Reform of public finance systems
Title: Reform of public finance systems
Commissioned by: German Federal Ministry for Economic Cooperation and Development (BMZ)
Lead executing agency: The Presidency of the National Assembly
Overall term: 2009 to 2018
Institutional weakness and the citizens’ lack of trust in the state are key challenges along the road to achieving a functioning democratic order in Kosovo. The process of raising public funds as well as their use must be transparent and performed responsibly if the state is to be seen as effective, fair and development-focused. The National Assembly has a pivotal role to play in this regard. However, parliamentary control of government activities often remains superficial. In addition, recommendations from the National Audit Office and the Committee for Oversight of Public Finances have little impact on the preparation of subsequent budgets. Budgetary planning is currently an unsatisfactory basis for demands for accountability from the National Assembly and the general public.
The tight fiscal framework is further restricted by newly established fiscal rules. It is the task of the Ministry of Finance to develop and implement effective strategies to deal with the sizeable informal sector. The tax administration must systematically improve efficiency if, for instance, it is to levy taxes designed to offset the medium-term decline in revenues from customs duties and border fees as a consequence of regional integration.
The parliamentary committees charged with monitoring public finances fulfil their mandate. They examine and check key aspects of public finance, demand accountability based on complete and reliable data and in so doing ensure effective parliamentary budget control. The tax administration conducts company audits in a professional manner. It ensures equality and transparency in the treatment of taxpayers. The Budget Department of the Ministry of Finance has improved its capacities to provide more comprehensive budget information for all actors.
On behalf of the German Federal Ministry for Economic Cooperation and Development (BMZ), the project works to improve parliamentary budget control, raise budget transparency and create a more effective tax administration. It advises the Budget and Finance Committee and the Committee for Oversight of Public Finances to strengthen their role in the budget cycle and improve budget transparency. In addition, the project improves their capacity to carry out legislative impact assessments. In order to improve committee work, the project supports the development of internal rules of procedure and a reporting system and helps strengthen the committee secretariats. The project also supports the cooperation and information flow between the two parliamentary committees and the National Audit Office (NAO). The newly initiated cooperation with the Budget Department of the Ministry of Finance includes advice on enhancing the quality and comprehensiveness of the government’s main budget documents. The project is also involved in formalising the exchange of information between the National Assembly, the Ministry of Finance and independent institutions. In addition, the Ministry of Finance receives support from an integrated expert for tax policy.
The project supports the tax administration by providing methodological training for tax inspectors, introducing inspection software, creating an office responsible for fines and tax offences and expanding the range of information available to taxpayers.

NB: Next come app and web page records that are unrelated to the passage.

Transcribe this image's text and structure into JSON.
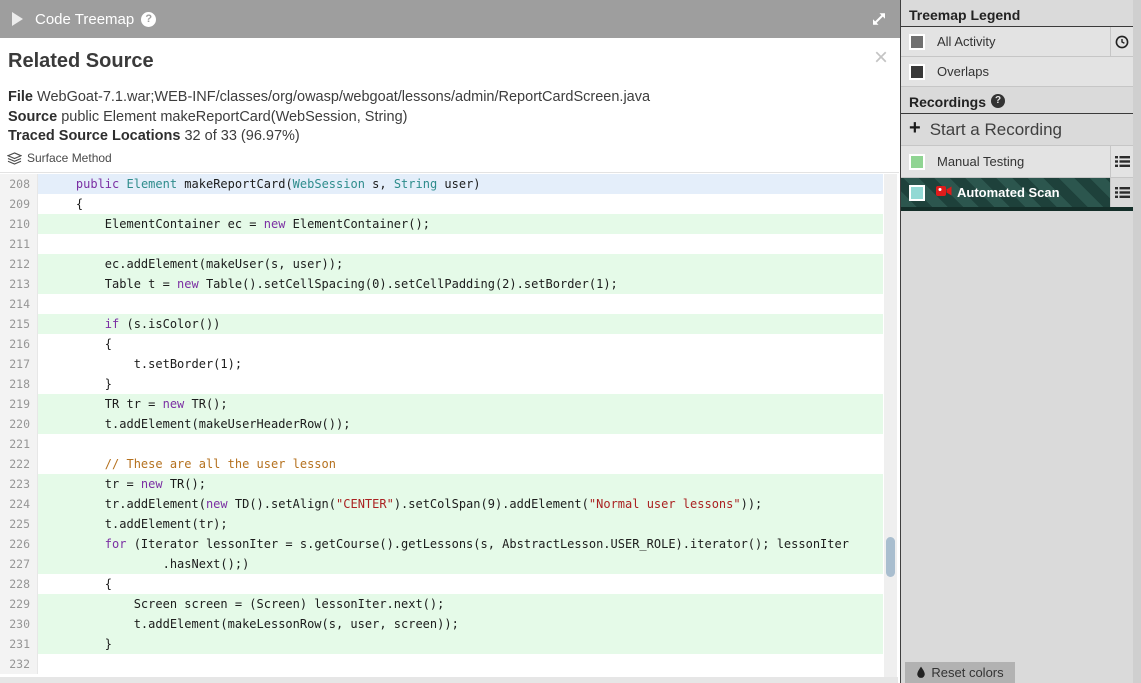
{
  "header": {
    "title": "Code Treemap",
    "help": "?"
  },
  "panel": {
    "title": "Related Source",
    "close": "×",
    "file_label": "File",
    "file_value": "WebGoat-7.1.war;WEB-INF/classes/org/owasp/webgoat/lessons/admin/ReportCardScreen.java",
    "source_label": "Source",
    "source_value": "public Element makeReportCard(WebSession, String)",
    "traced_label": "Traced Source Locations",
    "traced_value": "32 of 33 (96.97%)",
    "surface_method": "Surface Method"
  },
  "code": {
    "highlight_colors": {
      "current_line": "#e4eefa",
      "traced_line": "#e5fae8"
    },
    "lines": [
      {
        "n": 208,
        "hl": "blue",
        "seg": [
          [
            "    ",
            ""
          ],
          [
            "public",
            "k"
          ],
          [
            " ",
            ""
          ],
          [
            "Element",
            "t"
          ],
          [
            " makeReportCard(",
            ""
          ],
          [
            "WebSession",
            "t"
          ],
          [
            " s, ",
            ""
          ],
          [
            "String",
            "t"
          ],
          [
            " user)",
            ""
          ]
        ]
      },
      {
        "n": 209,
        "hl": "none",
        "seg": [
          [
            "    {",
            ""
          ]
        ]
      },
      {
        "n": 210,
        "hl": "green",
        "seg": [
          [
            "        ElementContainer ec = ",
            ""
          ],
          [
            "new",
            "k"
          ],
          [
            " ElementContainer();",
            ""
          ]
        ]
      },
      {
        "n": 211,
        "hl": "none",
        "seg": []
      },
      {
        "n": 212,
        "hl": "green",
        "seg": [
          [
            "        ec.addElement(makeUser(s, user));",
            ""
          ]
        ]
      },
      {
        "n": 213,
        "hl": "green",
        "seg": [
          [
            "        Table t = ",
            ""
          ],
          [
            "new",
            "k"
          ],
          [
            " Table().setCellSpacing(0).setCellPadding(2).setBorder(1);",
            ""
          ]
        ]
      },
      {
        "n": 214,
        "hl": "none",
        "seg": []
      },
      {
        "n": 215,
        "hl": "green",
        "seg": [
          [
            "        ",
            ""
          ],
          [
            "if",
            "k"
          ],
          [
            " (s.isColor())",
            ""
          ]
        ]
      },
      {
        "n": 216,
        "hl": "none",
        "seg": [
          [
            "        {",
            ""
          ]
        ]
      },
      {
        "n": 217,
        "hl": "none",
        "seg": [
          [
            "            t.setBorder(1);",
            ""
          ]
        ]
      },
      {
        "n": 218,
        "hl": "none",
        "seg": [
          [
            "        }",
            ""
          ]
        ]
      },
      {
        "n": 219,
        "hl": "green",
        "seg": [
          [
            "        TR tr = ",
            ""
          ],
          [
            "new",
            "k"
          ],
          [
            " TR();",
            ""
          ]
        ]
      },
      {
        "n": 220,
        "hl": "green",
        "seg": [
          [
            "        t.addElement(makeUserHeaderRow());",
            ""
          ]
        ]
      },
      {
        "n": 221,
        "hl": "none",
        "seg": []
      },
      {
        "n": 222,
        "hl": "none",
        "seg": [
          [
            "        ",
            ""
          ],
          [
            "// These are all the user lesson",
            "c"
          ]
        ]
      },
      {
        "n": 223,
        "hl": "green",
        "seg": [
          [
            "        tr = ",
            ""
          ],
          [
            "new",
            "k"
          ],
          [
            " TR();",
            ""
          ]
        ]
      },
      {
        "n": 224,
        "hl": "green",
        "seg": [
          [
            "        tr.addElement(",
            ""
          ],
          [
            "new",
            "k"
          ],
          [
            " TD().setAlign(",
            ""
          ],
          [
            "\"CENTER\"",
            "s"
          ],
          [
            ").setColSpan(9).addElement(",
            ""
          ],
          [
            "\"Normal user lessons\"",
            "s"
          ],
          [
            "));",
            ""
          ]
        ]
      },
      {
        "n": 225,
        "hl": "green",
        "seg": [
          [
            "        t.addElement(tr);",
            ""
          ]
        ]
      },
      {
        "n": 226,
        "hl": "green",
        "seg": [
          [
            "        ",
            ""
          ],
          [
            "for",
            "k"
          ],
          [
            " (Iterator lessonIter = s.getCourse().getLessons(s, AbstractLesson.USER_ROLE).iterator(); lessonIter",
            ""
          ]
        ]
      },
      {
        "n": 227,
        "hl": "green",
        "seg": [
          [
            "                .hasNext();)",
            ""
          ]
        ]
      },
      {
        "n": 228,
        "hl": "none",
        "seg": [
          [
            "        {",
            ""
          ]
        ]
      },
      {
        "n": 229,
        "hl": "green",
        "seg": [
          [
            "            Screen screen = (Screen) lessonIter.next();",
            ""
          ]
        ]
      },
      {
        "n": 230,
        "hl": "green",
        "seg": [
          [
            "            t.addElement(makeLessonRow(s, user, screen));",
            ""
          ]
        ]
      },
      {
        "n": 231,
        "hl": "green",
        "seg": [
          [
            "        }",
            ""
          ]
        ]
      },
      {
        "n": 232,
        "hl": "none",
        "seg": []
      }
    ]
  },
  "sidebar": {
    "legend": {
      "title": "Treemap Legend",
      "items": [
        {
          "label": "All Activity",
          "swatch": "#6f6f6f"
        },
        {
          "label": "Overlaps",
          "swatch": "#383838"
        }
      ]
    },
    "recordings": {
      "title": "Recordings",
      "help": "?",
      "start_label": "Start a Recording",
      "items": [
        {
          "label": "Manual Testing",
          "swatch": "#8fd492",
          "selected": false
        },
        {
          "label": "Automated Scan",
          "swatch": "#92d9d4",
          "selected": true
        }
      ]
    },
    "selected_stripe_colors": [
      "#2c564e",
      "#1e413b"
    ],
    "reset_button": "Reset colors"
  }
}
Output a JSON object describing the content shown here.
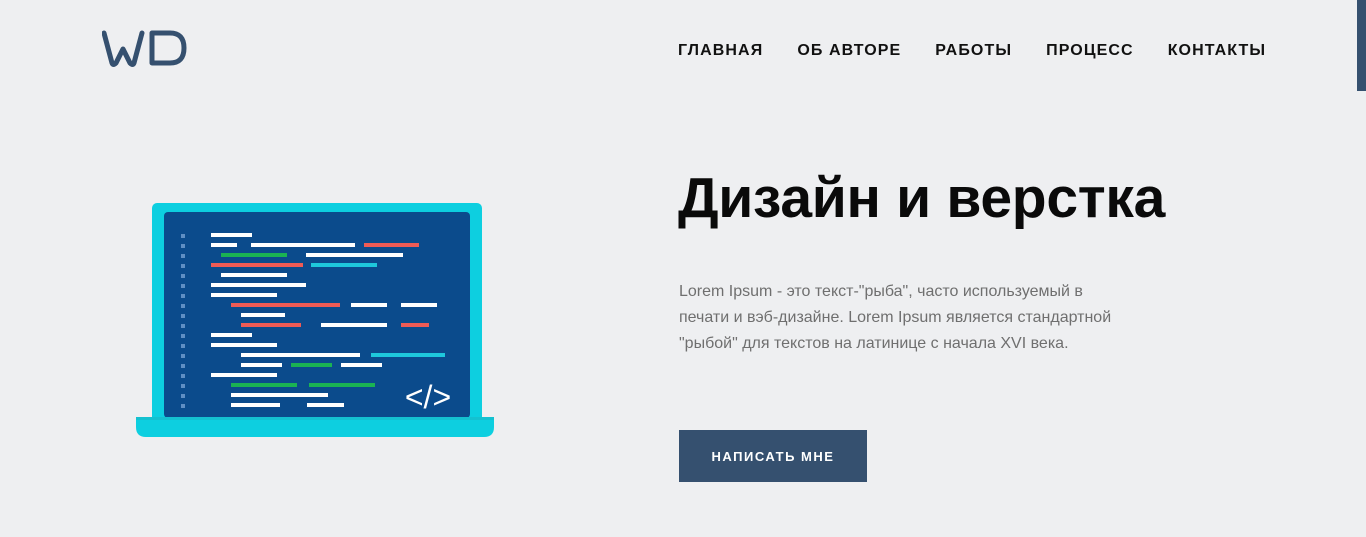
{
  "brand": {
    "logo_text": "WD",
    "color": "#35506f"
  },
  "nav": {
    "items": [
      {
        "label": "ГЛАВНАЯ"
      },
      {
        "label": "ОБ АВТОРЕ"
      },
      {
        "label": "РАБОТЫ"
      },
      {
        "label": "ПРОЦЕСС"
      },
      {
        "label": "КОНТАКТЫ"
      }
    ]
  },
  "hero": {
    "title": "Дизайн и верстка",
    "description": "Lorem Ipsum - это текст-\"рыба\", часто используемый в печати и вэб-дизайне. Lorem Ipsum является стандартной \"рыбой\" для текстов на латинице с начала XVI века.",
    "cta_label": "НАПИСАТЬ МНЕ",
    "illustration": {
      "icon": "laptop-code-icon",
      "code_tag": "</>"
    }
  },
  "colors": {
    "background": "#eeeff1",
    "accent": "#35506f",
    "laptop_frame": "#0dcfe0",
    "laptop_screen": "#0b4b8c"
  }
}
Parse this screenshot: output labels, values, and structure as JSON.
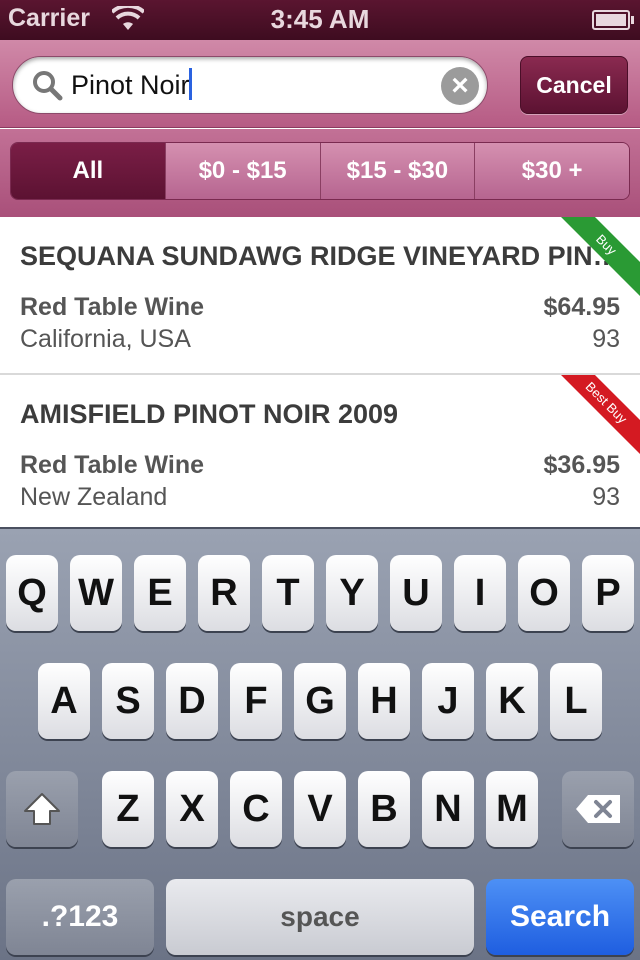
{
  "status_bar": {
    "carrier": "Carrier",
    "time": "3:45 AM"
  },
  "search": {
    "value": "Pinot Noir",
    "cancel_label": "Cancel"
  },
  "filters": [
    {
      "label": "All",
      "active": true
    },
    {
      "label": "$0 - $15",
      "active": false
    },
    {
      "label": "$15 - $30",
      "active": false
    },
    {
      "label": "$30 +",
      "active": false
    }
  ],
  "results": [
    {
      "name": "SEQUANA SUNDAWG RIDGE VINEYARD PINOT NOIR",
      "type": "Red Table Wine",
      "origin": "California, USA",
      "price": "$64.95",
      "score": "93",
      "ribbon": "Buy",
      "ribbon_color": "#2a9a34"
    },
    {
      "name": "AMISFIELD PINOT NOIR 2009",
      "type": "Red Table Wine",
      "origin": "New Zealand",
      "price": "$36.95",
      "score": "93",
      "ribbon": "Best Buy",
      "ribbon_color": "#d41a22"
    }
  ],
  "keyboard": {
    "row1": [
      "Q",
      "W",
      "E",
      "R",
      "T",
      "Y",
      "U",
      "I",
      "O",
      "P"
    ],
    "row2": [
      "A",
      "S",
      "D",
      "F",
      "G",
      "H",
      "J",
      "K",
      "L"
    ],
    "row3": [
      "Z",
      "X",
      "C",
      "V",
      "B",
      "N",
      "M"
    ],
    "numbers_label": ".?123",
    "space_label": "space",
    "search_label": "Search"
  }
}
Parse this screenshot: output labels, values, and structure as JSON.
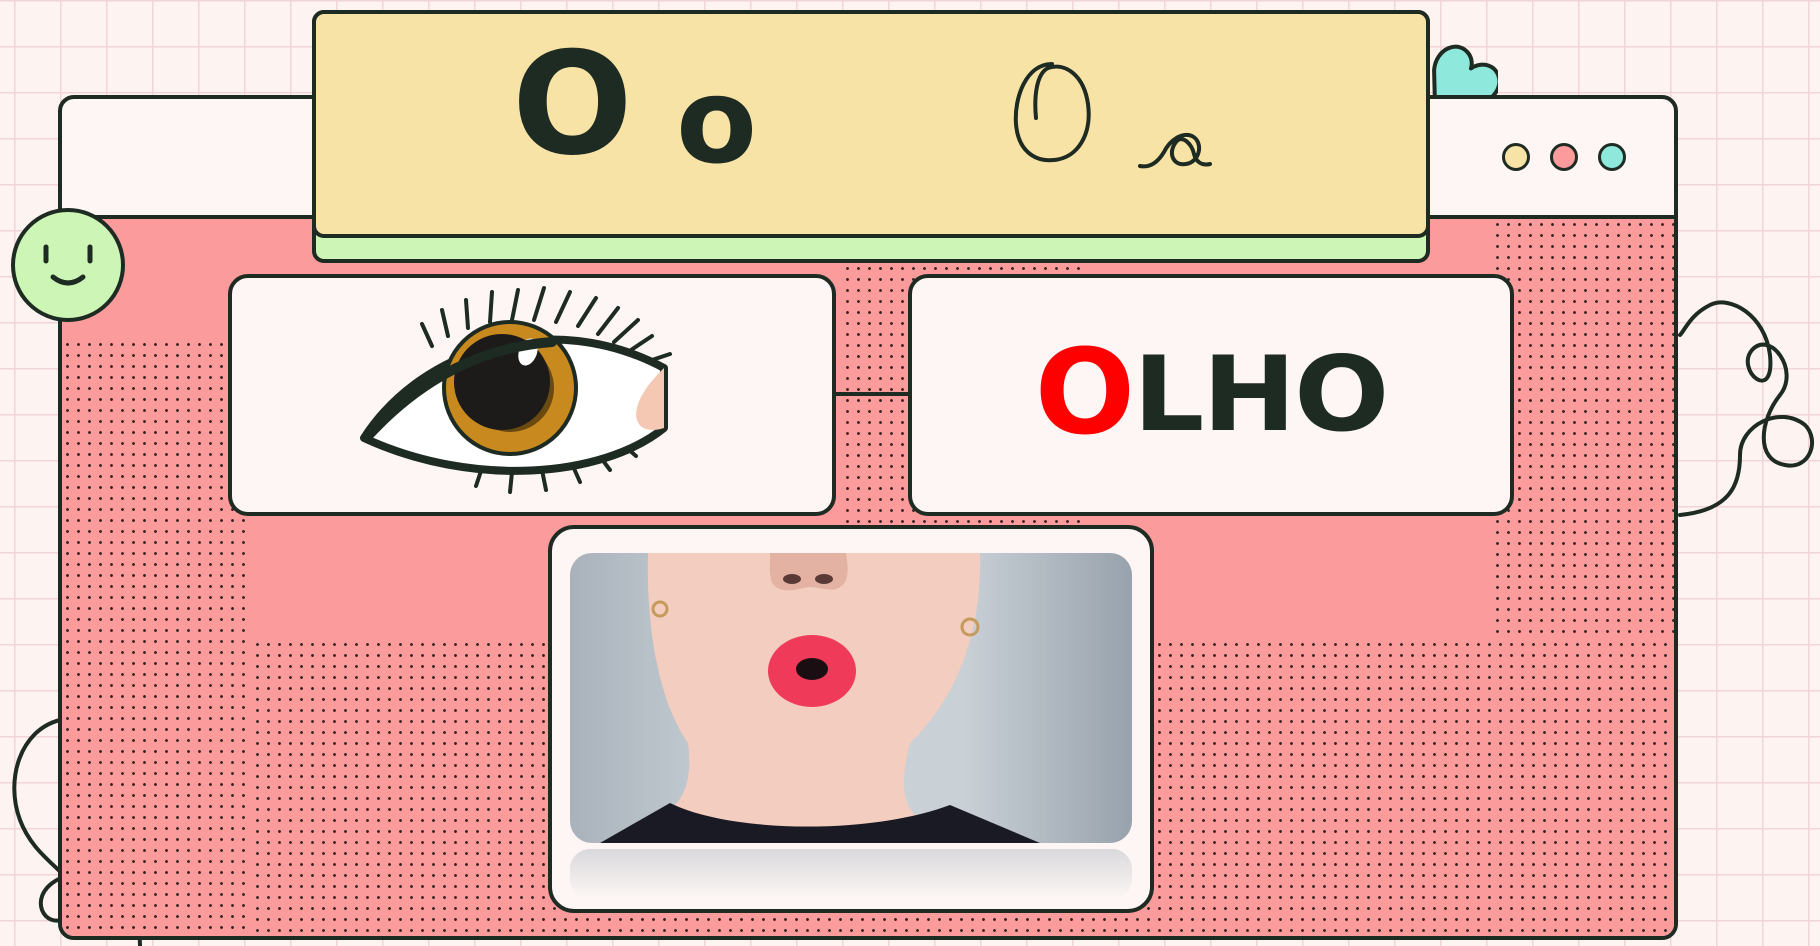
{
  "title_letters": {
    "upper_bold": "O",
    "lower_bold": "o",
    "upper_script": "O",
    "lower_script": "o"
  },
  "word_card": {
    "first_letter": "O",
    "rest": "LHO"
  },
  "colors": {
    "background": "#fdf3f1",
    "window_body": "#fb9b9c",
    "title_card": "#f8e3a6",
    "title_shadow": "#cdf5b5",
    "outline": "#1d2b22",
    "highlight_letter": "#ff0000",
    "window_dots": [
      "#f8e3a6",
      "#fb9b9c",
      "#8fe8dc"
    ],
    "smiley": "#cdf5b5",
    "heart": "#8fe8dc"
  },
  "icons": {
    "window_dots": "traffic-light-dots",
    "eye_picture": "eye-illustration",
    "photo": "mouth-o-shape-photo",
    "smiley": "smiley-face-sticker",
    "heart": "heart-sticker"
  }
}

The Budget and Finance Committee and the Committee for Oversight of Public Finances in the National Assembly of the Republic of Kosovo are increasingly fulfilling their tasks and responsibilities. This is evident from the more detailed consultations on draft legislation and the use of parliamentary instruments. In the most recent budget discussions, the committees were able to cover many more budget organisations and examine them in much greater detail. The committees’ legislative impact assessments have improved, and the exchange of information between the committees and with independent institutions and the Ministry of Finance is now more formalised.
There has been a marked improvement in the effectiveness of the audits carried out by the Kosovar tax administration since 2011. This is reflected both in the increase in inspection revenues generated from taxes, fines and interest between 2011 and 2013 and in the rise in average revenues from individual inspections. Since April 2014, a separate office to handle fines and tax offences has been successfully piloted.